Below are the entries; return every line among them that holds the word "name".

++++ DATASET ENTRIES ++++

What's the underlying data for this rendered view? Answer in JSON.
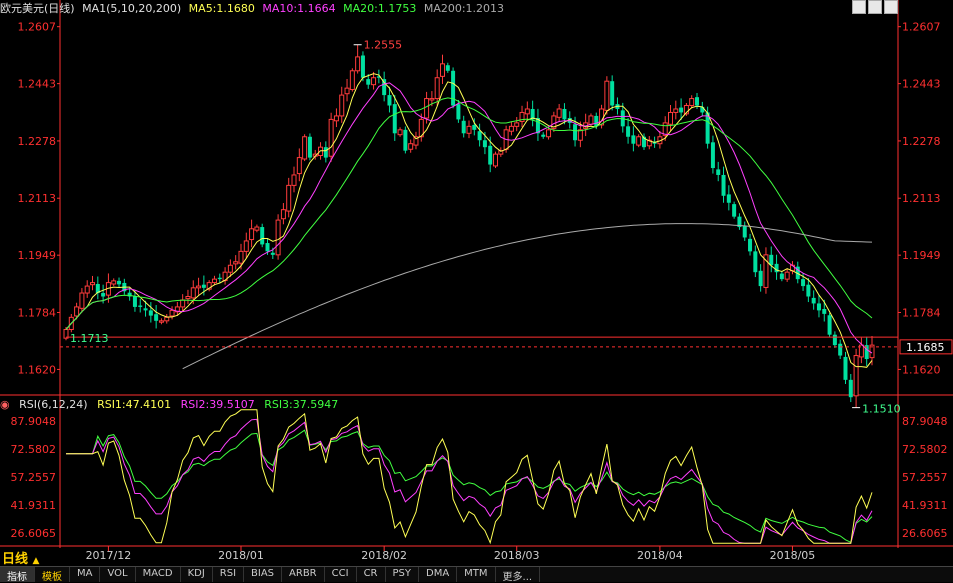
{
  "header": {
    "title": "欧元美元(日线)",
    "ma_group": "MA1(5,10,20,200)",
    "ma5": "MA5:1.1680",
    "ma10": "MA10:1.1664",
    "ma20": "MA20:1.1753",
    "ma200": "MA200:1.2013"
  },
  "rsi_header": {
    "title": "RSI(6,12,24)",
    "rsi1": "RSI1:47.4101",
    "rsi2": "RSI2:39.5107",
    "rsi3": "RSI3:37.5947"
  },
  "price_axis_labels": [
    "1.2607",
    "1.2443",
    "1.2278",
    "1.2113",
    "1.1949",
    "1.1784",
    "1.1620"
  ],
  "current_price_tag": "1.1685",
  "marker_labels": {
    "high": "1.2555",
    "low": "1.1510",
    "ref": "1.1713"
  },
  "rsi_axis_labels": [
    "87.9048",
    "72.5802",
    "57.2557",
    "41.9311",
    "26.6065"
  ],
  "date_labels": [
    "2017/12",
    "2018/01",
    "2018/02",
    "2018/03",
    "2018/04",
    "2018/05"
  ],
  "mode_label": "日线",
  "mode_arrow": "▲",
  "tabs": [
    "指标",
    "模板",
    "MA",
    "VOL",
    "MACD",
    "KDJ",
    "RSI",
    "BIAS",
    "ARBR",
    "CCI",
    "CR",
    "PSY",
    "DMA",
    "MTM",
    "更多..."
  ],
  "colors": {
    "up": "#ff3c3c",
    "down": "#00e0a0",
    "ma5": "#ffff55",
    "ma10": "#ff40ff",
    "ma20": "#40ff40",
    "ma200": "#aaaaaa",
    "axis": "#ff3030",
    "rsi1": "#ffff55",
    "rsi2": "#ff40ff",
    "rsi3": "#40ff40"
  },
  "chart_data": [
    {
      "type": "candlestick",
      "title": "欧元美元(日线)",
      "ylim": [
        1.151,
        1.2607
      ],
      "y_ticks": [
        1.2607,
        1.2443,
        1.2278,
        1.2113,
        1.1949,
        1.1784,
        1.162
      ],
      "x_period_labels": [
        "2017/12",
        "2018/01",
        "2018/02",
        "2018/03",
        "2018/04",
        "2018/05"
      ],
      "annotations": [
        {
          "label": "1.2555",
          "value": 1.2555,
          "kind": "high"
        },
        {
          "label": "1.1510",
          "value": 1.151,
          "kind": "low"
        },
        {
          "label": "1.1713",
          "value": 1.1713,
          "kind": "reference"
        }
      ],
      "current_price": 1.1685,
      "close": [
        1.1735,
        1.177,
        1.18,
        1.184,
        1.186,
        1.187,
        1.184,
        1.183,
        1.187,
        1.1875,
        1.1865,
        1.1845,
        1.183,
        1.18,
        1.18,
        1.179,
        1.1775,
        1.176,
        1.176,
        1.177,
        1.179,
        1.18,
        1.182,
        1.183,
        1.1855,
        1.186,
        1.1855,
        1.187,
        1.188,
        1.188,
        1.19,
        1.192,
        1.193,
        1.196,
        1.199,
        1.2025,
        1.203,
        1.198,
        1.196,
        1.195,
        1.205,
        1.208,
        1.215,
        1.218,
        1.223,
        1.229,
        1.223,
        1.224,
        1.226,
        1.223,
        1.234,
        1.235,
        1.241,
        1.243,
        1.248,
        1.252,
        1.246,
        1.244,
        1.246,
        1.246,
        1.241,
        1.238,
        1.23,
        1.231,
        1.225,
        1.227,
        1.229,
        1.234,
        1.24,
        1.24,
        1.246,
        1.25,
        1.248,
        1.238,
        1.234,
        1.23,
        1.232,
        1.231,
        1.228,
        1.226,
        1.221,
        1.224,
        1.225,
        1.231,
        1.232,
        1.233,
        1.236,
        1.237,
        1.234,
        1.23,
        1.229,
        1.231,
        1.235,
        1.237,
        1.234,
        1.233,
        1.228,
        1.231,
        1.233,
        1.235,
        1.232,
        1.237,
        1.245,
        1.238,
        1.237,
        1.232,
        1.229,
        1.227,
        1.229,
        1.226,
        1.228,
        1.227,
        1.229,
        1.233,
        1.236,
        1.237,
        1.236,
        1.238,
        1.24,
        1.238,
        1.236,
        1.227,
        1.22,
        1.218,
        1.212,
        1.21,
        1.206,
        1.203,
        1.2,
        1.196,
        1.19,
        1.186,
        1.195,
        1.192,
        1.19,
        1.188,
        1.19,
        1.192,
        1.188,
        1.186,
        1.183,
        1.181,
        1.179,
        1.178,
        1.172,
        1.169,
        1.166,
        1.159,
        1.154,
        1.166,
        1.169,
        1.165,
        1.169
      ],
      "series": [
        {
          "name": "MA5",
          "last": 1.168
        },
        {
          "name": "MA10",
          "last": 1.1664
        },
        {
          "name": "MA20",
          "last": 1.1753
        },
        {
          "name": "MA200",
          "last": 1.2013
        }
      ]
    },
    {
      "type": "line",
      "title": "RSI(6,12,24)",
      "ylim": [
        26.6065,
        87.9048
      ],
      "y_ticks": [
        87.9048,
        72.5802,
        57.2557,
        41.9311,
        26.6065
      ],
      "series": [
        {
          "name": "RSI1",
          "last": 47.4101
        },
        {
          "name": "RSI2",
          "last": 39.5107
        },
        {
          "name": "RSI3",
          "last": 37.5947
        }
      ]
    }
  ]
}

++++
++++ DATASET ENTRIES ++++

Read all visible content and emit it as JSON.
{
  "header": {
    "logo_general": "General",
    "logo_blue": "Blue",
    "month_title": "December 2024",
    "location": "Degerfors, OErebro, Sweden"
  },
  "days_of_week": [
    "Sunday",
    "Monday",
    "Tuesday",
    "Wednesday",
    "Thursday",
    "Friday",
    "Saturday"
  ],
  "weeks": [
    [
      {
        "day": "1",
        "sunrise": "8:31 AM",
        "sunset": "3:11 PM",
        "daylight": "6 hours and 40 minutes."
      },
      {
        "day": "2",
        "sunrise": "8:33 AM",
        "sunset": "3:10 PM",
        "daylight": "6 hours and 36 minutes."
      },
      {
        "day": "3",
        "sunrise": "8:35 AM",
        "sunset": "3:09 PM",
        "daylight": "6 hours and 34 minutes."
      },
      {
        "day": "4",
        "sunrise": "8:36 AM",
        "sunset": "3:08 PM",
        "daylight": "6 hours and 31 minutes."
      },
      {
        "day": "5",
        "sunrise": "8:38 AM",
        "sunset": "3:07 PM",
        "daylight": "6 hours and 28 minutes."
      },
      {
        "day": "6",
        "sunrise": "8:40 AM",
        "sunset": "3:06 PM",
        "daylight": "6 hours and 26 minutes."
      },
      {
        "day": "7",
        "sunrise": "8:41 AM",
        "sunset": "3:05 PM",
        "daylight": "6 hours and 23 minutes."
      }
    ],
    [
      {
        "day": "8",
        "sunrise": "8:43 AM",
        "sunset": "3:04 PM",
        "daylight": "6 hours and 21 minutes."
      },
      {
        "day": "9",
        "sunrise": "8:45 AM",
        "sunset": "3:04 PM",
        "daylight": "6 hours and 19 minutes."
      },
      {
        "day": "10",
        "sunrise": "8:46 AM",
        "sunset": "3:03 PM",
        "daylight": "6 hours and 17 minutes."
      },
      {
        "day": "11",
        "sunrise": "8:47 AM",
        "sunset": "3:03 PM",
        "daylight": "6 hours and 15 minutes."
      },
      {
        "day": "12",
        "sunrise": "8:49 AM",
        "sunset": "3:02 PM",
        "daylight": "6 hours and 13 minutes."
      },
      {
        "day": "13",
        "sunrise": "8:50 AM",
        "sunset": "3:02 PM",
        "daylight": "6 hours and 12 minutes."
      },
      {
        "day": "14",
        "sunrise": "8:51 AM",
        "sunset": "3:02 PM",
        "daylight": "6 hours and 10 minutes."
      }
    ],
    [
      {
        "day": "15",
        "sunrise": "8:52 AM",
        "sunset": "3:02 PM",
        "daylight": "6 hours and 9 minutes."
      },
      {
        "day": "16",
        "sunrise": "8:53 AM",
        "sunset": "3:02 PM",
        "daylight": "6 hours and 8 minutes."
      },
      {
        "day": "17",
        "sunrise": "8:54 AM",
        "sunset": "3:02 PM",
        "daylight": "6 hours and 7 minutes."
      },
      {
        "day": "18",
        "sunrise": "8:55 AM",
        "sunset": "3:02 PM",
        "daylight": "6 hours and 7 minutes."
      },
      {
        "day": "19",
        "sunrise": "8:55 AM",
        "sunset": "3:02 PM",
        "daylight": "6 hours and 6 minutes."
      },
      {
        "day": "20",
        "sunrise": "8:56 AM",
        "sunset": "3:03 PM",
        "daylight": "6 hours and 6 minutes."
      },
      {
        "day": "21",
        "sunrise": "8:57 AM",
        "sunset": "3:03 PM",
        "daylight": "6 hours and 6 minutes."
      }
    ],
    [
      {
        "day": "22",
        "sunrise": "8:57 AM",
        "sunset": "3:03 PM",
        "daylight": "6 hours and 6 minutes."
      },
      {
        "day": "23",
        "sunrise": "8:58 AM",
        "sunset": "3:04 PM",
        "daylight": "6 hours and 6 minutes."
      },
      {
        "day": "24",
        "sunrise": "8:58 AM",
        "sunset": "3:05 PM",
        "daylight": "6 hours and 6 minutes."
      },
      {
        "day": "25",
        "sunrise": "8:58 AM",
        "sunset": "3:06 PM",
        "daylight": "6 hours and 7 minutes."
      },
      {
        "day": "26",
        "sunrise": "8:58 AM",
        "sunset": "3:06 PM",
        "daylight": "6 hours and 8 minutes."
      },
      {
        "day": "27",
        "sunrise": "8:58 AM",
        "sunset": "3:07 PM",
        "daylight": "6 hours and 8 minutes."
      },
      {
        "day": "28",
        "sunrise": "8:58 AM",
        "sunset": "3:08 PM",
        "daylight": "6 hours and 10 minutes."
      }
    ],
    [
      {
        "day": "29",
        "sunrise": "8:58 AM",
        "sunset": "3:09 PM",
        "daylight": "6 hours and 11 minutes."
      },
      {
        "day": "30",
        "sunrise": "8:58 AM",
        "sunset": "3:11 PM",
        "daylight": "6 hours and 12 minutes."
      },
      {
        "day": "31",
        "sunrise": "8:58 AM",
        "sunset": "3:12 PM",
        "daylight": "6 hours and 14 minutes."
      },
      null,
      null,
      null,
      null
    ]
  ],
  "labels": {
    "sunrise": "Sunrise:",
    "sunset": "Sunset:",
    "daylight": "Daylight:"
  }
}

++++

■ **EXERCISE RESPONSE**
          "name": "MA5",
          "name": "MA10",
          "name": "MA20",
          "name": "MA200",
          "name": "RSI1",
          "name": "RSI2",
          "name": "RSI3",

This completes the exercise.